Points, Lines, Planes, Cubes ... these are all mathematical descriptions of "something", right?

Are they, by themselves, real? Can a point (whether you use is as a first "dimension" building block in constructing a series of dimensions, or as a "zero-dimension" "point", exist? As a zero-dimension object, the concept is nutzo - something with no dimensions has no existence. It lacks ANY dimensions. However, if we use it as a starting point, assigning it a "dimension" of 1, it has at least 1 dimension of existence. It is self-consistent, and self-contained.

Of course, to have it interact in our universe, we could give it position coordinates, time coordinates, and probability coordinates. Let's take an electron. We can describe its' orbit to a certain degree of probability and time. If we add more time, we can describe more probabilities, to the point where, if we have enough time (duration), we can, to a "good enough degree" predict the chemical properties of the atom it orbits.

We'll never be 100% right 100% of the time, because the underlying graininess of the universe doesn't permit that, just like we can never describe any real object 100% of the time with 100% accuracy. Doesn't that sound exactly like what we see with such things as the two-slit experiment - we cannot make an arbitrary, linear prediction as to which of the two slits a photon will go through, and photons "interfere" with photons that have passed through before and after, IF they are observed. A grainy universe in all dimensions (time, probability, as well as space) allows for the graininess of time that would allow individual photons to interfere with others that "aren't there at the same time".

Now I don't know about you, but I've never been happy with the "collapse of the wave function" and "superposition of states", nor with the "branching universes." While they're allowed under this model, they're not required. More importantly, normal interactions would appear to have superpositions of states under certain circumstances, so we don't have to resort to the voodoo of the copenhagen crowd. Schrodinger's cat never is really both dead and alive, but can, until we open the box, be described as being in that state - or not. (okay, those last 2 words are a bad pun).
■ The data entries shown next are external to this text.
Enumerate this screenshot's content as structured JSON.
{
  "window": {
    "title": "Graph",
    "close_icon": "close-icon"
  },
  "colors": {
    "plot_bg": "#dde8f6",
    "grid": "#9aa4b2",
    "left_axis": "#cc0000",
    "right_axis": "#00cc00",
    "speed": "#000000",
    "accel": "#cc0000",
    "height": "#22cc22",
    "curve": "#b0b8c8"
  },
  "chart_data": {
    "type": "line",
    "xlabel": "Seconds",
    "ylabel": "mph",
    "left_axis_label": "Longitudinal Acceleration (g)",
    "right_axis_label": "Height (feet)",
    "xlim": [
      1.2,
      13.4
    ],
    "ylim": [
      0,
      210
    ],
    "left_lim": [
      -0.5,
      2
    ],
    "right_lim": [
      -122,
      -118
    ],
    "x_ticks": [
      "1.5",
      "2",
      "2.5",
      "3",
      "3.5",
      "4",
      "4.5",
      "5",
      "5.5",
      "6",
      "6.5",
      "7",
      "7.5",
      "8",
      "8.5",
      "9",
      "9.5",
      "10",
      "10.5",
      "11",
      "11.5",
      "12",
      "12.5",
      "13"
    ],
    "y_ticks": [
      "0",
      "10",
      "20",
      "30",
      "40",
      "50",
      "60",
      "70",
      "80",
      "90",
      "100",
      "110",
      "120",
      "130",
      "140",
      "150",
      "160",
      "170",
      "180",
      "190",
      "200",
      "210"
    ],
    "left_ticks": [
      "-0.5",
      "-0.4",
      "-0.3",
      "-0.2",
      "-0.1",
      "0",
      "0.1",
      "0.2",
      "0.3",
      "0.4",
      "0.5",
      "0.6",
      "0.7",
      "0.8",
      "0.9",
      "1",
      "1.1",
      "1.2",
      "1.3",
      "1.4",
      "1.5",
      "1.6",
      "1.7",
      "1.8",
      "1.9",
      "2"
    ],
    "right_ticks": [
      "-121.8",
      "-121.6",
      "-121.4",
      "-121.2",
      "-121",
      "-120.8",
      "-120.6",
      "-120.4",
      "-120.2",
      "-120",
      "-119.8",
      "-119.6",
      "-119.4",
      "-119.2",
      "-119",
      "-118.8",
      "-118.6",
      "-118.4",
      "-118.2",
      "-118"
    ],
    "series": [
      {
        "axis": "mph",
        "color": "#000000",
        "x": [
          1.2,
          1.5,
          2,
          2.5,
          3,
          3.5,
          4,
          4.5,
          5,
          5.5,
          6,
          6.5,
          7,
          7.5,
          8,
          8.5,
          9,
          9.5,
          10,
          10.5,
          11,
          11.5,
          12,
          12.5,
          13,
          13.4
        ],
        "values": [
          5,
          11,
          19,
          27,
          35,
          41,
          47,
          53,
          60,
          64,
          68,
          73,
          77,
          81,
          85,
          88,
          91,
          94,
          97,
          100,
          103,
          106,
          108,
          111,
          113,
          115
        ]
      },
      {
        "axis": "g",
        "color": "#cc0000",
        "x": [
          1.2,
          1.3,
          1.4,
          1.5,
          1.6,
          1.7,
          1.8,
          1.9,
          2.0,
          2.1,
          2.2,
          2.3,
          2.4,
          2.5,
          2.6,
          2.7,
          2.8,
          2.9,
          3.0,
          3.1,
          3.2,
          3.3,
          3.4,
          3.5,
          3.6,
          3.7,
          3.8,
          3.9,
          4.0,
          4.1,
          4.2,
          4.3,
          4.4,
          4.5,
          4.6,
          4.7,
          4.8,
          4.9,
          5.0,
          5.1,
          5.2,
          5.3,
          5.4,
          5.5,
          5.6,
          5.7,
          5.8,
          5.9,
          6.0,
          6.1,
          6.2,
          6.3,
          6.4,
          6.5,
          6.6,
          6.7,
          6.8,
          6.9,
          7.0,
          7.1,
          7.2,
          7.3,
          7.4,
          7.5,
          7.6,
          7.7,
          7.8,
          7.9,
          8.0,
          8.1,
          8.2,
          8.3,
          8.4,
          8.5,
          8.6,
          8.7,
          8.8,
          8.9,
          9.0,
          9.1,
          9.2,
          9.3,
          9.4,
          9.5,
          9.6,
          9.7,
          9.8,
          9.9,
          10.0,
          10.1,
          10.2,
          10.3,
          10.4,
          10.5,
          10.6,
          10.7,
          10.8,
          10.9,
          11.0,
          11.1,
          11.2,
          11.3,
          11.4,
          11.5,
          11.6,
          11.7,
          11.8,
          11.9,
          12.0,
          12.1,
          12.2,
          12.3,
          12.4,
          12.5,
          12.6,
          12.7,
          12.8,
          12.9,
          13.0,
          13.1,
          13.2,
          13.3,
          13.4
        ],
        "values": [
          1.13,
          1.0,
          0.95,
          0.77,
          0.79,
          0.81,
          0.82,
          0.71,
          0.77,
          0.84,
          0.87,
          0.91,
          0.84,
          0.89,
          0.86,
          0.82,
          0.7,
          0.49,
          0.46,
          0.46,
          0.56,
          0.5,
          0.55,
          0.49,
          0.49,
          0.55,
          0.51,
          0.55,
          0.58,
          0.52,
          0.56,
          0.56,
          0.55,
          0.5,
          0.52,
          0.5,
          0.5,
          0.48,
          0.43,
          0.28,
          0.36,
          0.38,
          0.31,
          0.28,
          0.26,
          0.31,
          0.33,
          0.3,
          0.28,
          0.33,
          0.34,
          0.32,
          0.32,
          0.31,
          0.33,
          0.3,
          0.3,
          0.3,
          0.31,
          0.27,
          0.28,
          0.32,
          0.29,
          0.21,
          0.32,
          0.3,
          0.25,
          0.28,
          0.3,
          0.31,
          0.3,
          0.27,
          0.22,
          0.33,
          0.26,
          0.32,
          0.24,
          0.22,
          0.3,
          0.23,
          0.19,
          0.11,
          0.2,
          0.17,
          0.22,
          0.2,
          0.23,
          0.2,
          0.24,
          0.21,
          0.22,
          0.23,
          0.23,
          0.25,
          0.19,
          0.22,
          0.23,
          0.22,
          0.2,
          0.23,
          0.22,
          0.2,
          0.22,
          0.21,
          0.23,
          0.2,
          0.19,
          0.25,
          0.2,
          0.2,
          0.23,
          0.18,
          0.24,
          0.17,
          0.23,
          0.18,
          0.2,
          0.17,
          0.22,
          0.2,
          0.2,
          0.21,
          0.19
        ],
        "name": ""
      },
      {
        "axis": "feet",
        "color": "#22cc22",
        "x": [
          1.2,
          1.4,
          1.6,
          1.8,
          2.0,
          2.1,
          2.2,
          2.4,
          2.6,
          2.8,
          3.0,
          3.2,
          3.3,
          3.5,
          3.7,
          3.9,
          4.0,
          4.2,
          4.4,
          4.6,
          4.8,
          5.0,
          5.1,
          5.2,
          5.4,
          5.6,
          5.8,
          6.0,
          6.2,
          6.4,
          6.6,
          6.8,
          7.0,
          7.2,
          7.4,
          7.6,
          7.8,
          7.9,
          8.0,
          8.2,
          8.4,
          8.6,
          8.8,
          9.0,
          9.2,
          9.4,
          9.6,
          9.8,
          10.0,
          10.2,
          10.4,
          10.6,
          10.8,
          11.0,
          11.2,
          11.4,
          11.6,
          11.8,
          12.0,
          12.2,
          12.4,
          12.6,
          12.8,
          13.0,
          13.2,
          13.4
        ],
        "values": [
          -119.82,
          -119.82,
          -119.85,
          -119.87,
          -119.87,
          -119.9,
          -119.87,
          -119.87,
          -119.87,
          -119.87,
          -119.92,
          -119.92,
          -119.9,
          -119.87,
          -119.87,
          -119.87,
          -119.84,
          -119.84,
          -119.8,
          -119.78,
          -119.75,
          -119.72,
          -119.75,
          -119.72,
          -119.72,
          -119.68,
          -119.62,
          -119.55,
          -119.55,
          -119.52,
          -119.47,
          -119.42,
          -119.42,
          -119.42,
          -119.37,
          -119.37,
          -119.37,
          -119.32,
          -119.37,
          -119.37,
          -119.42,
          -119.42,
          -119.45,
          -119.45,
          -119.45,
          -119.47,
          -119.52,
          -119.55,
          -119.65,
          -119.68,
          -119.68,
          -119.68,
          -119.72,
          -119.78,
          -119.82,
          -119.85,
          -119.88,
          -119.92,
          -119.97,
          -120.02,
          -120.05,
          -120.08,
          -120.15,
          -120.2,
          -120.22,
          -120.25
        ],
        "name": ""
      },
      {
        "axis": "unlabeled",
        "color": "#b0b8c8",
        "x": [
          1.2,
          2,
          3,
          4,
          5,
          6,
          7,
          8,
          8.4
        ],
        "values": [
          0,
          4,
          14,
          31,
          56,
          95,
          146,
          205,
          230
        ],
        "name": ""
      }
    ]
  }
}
It also explains "spooky effects at a distance" without having to get into "quantum entanglement", provided we allow for conservation of probability, which seems a reasonable assumption - it just becomes a natural part of our universe, and by definition, not spooky. Heck, it becomes required, which means we can have our quantum cryptography being based on fundamental physical properties of the universe